WORK INSTRUCTIONS
After reading the data below, copy out every line that contains the word "Temperature".

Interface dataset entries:
+ + + + + + +

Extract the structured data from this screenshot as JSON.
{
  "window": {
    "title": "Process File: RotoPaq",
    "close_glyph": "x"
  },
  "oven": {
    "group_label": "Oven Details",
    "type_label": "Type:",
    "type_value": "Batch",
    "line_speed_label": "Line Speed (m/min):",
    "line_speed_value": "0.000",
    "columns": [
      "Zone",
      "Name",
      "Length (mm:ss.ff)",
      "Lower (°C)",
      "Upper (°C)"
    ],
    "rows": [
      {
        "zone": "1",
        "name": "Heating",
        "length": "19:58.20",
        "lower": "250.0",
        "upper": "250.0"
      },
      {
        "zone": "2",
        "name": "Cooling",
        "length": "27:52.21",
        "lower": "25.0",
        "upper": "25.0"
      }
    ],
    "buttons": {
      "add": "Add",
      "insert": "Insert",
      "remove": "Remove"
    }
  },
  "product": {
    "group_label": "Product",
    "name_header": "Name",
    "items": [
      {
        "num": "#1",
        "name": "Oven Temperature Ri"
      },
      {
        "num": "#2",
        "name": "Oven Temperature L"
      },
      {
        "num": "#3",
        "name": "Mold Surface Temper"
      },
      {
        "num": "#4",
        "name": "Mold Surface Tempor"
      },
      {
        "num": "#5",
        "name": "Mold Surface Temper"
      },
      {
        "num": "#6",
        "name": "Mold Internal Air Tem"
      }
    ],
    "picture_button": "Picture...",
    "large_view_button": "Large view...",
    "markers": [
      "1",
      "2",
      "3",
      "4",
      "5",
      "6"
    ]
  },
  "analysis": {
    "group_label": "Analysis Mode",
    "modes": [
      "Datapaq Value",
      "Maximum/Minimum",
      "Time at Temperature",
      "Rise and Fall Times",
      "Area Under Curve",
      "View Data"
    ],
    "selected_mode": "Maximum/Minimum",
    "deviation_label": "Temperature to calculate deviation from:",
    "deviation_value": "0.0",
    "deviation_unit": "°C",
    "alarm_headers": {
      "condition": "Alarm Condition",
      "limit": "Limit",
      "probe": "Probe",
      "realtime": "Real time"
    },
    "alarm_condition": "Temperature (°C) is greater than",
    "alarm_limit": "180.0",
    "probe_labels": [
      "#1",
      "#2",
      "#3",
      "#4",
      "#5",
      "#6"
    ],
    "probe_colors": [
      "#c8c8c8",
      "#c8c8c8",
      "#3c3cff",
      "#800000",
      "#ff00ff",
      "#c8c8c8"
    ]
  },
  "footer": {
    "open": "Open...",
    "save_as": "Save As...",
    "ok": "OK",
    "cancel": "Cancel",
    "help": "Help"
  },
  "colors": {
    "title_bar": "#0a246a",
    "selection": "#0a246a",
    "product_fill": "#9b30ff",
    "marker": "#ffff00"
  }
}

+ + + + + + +

RESULT FOR THIS TASK
        "name": "Oven Temperature Ri"
        "name": "Oven Temperature L"
      "Time at Temperature",
    "deviation_label": "Temperature to calculate deviation from:",
    "alarm_condition": "Temperature (°C) is greater than",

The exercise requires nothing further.